- [Task details]
Below are entries to examine: work out how many lines contain the word "Tous", and give only that number.

- [Data for this exercise]
* * * * *
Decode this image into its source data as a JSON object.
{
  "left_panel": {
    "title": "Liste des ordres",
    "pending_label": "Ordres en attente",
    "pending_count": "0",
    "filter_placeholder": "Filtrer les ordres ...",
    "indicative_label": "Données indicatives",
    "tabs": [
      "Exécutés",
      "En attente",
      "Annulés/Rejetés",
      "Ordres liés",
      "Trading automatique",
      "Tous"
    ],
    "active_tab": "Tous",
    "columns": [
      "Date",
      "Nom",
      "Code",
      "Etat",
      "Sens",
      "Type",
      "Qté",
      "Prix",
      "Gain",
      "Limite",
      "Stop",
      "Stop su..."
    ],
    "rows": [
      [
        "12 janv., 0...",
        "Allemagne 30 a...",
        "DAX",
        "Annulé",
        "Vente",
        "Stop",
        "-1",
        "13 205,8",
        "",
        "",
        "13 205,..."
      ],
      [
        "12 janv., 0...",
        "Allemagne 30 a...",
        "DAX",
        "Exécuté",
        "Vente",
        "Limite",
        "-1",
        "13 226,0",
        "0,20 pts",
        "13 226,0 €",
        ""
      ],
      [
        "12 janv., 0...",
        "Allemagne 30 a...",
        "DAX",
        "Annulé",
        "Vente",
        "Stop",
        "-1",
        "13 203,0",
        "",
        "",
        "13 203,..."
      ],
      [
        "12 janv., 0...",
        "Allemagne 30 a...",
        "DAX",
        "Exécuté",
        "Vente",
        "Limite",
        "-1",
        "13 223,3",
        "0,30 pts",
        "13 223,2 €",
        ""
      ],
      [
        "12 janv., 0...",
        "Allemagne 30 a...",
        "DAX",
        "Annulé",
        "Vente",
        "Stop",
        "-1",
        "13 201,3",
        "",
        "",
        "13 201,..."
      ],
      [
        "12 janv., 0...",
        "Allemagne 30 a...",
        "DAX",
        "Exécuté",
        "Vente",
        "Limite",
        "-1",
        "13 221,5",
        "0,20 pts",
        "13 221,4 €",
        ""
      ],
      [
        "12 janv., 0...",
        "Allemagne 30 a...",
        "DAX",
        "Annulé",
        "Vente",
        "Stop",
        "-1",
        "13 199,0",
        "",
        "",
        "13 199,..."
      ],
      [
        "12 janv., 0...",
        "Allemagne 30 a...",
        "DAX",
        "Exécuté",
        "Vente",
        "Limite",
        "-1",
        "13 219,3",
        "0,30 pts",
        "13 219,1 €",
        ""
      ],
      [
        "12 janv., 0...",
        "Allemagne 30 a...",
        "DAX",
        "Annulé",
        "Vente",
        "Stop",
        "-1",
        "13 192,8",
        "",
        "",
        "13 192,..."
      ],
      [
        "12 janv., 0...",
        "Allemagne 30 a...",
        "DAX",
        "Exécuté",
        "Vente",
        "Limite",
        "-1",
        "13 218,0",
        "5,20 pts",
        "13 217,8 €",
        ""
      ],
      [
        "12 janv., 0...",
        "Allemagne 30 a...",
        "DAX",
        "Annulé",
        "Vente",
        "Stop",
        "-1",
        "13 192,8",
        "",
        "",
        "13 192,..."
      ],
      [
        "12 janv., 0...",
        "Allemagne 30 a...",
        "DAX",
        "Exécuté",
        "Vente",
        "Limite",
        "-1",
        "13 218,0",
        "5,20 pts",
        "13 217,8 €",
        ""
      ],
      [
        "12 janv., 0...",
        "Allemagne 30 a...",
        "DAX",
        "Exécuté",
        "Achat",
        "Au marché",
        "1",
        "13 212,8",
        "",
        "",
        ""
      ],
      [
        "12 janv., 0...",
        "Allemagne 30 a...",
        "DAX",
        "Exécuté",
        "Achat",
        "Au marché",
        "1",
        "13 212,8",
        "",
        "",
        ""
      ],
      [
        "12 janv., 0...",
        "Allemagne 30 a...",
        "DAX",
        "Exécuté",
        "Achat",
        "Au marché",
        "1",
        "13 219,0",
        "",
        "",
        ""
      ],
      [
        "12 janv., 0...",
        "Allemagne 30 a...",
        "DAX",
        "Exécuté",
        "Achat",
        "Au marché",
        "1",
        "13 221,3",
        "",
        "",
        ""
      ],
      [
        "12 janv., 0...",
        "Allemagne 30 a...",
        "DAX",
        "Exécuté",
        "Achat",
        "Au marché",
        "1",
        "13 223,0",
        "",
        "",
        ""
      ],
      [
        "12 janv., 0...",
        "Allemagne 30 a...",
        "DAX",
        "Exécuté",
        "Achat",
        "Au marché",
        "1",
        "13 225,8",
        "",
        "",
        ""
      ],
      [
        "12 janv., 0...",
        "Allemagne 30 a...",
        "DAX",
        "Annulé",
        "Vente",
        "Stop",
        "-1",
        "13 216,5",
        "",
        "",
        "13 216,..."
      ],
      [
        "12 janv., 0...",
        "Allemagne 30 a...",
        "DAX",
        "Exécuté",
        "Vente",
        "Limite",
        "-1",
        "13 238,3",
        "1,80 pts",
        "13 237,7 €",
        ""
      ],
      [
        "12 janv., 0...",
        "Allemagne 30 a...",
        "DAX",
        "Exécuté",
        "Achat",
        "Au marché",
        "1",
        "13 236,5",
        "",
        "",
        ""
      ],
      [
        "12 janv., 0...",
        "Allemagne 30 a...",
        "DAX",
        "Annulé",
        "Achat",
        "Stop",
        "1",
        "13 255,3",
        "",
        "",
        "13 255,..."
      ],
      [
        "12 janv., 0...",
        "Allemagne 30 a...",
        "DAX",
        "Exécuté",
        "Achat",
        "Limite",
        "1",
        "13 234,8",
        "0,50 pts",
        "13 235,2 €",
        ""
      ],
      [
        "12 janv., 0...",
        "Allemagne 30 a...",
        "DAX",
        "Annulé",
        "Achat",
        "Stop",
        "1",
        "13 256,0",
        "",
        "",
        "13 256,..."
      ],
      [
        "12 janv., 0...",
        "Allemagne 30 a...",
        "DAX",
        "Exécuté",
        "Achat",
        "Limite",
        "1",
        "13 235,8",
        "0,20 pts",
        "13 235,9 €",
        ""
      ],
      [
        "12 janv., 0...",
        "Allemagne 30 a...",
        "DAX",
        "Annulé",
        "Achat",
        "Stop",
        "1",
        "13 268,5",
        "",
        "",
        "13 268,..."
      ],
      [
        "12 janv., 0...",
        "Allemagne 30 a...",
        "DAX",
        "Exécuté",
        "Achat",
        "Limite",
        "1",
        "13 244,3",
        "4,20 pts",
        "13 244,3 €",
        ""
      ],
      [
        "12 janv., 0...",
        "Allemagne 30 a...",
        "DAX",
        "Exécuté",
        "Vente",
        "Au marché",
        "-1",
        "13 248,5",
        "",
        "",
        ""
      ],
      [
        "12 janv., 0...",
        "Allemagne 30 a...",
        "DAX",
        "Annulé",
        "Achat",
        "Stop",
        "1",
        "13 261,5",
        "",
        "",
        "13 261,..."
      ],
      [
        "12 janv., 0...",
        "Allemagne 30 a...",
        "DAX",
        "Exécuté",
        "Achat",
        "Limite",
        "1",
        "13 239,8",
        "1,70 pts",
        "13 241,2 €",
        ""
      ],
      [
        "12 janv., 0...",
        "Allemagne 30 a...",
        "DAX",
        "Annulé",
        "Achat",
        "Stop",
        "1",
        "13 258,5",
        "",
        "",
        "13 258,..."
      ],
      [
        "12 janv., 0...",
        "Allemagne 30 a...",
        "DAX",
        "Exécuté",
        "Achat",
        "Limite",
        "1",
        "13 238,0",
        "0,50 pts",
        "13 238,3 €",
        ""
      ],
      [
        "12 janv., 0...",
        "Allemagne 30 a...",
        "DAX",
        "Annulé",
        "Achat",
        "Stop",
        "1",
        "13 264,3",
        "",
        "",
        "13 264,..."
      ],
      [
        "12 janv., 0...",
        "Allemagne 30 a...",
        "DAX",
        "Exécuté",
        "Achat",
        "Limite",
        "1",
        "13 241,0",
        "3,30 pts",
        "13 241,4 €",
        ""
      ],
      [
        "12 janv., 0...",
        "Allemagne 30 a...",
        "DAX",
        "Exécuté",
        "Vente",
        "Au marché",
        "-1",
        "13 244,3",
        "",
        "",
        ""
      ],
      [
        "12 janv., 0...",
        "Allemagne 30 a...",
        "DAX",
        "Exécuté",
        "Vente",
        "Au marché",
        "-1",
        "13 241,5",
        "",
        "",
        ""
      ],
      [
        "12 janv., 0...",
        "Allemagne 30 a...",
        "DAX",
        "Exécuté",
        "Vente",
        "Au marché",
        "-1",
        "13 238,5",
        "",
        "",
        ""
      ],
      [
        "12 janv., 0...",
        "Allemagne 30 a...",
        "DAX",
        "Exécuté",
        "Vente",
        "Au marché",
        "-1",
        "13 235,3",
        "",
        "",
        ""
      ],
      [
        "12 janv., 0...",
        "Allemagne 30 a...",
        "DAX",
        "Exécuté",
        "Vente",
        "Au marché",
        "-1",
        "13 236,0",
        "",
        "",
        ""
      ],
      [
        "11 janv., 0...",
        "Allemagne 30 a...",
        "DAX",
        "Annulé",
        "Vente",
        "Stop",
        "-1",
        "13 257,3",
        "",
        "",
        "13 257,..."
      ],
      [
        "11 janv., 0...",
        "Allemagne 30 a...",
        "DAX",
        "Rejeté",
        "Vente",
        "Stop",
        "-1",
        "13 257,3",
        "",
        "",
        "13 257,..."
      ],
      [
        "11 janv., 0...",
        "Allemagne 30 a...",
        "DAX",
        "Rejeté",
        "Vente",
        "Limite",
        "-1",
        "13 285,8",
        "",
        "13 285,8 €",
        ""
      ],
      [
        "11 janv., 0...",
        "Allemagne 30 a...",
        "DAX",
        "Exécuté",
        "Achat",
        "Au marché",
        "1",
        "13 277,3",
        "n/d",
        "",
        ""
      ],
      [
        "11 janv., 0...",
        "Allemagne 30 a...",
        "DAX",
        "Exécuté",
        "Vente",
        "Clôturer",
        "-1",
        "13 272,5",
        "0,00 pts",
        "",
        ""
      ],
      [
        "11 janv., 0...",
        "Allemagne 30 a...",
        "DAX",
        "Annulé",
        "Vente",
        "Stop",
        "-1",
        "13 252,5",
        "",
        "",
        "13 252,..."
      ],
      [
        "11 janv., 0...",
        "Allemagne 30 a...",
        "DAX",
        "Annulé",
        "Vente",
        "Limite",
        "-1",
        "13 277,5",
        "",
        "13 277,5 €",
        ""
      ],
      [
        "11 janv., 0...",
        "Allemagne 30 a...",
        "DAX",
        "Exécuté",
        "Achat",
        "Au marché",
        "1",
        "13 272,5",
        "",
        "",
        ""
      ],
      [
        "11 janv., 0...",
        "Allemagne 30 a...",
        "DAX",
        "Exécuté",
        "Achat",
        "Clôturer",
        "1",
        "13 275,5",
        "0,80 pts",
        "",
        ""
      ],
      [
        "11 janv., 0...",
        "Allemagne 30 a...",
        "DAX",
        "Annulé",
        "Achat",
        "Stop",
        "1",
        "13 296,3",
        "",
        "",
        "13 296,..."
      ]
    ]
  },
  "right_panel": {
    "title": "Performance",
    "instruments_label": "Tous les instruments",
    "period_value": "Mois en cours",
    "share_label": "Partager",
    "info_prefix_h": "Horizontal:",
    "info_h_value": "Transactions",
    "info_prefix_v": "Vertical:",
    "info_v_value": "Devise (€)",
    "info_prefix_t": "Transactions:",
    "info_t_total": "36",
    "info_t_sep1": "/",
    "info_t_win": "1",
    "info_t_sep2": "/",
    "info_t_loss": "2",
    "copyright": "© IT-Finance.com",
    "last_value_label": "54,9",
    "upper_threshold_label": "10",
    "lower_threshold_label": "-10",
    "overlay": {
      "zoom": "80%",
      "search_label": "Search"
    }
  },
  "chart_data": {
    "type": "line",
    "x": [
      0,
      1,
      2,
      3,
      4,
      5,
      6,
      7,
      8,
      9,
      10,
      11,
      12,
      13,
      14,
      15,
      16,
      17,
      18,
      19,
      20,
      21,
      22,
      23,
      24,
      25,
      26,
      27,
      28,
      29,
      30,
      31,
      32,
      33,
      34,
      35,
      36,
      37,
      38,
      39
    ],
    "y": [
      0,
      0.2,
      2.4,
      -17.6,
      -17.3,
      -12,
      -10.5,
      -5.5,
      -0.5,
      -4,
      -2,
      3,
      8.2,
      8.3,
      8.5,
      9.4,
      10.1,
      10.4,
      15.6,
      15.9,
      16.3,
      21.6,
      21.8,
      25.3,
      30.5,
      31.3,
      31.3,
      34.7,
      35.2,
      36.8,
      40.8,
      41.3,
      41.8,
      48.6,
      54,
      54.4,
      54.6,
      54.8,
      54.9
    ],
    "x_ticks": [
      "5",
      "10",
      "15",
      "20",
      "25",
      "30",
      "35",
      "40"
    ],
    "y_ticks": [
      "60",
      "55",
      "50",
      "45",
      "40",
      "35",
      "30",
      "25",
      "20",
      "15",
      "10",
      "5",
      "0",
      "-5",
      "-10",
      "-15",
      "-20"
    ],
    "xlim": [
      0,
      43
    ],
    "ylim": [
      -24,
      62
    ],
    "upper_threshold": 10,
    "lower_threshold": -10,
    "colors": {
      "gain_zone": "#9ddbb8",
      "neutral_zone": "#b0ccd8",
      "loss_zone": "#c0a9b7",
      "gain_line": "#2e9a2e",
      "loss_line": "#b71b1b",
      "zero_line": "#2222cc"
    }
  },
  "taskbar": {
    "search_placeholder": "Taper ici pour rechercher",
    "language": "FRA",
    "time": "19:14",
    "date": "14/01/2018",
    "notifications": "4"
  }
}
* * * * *
- [Expected output]
3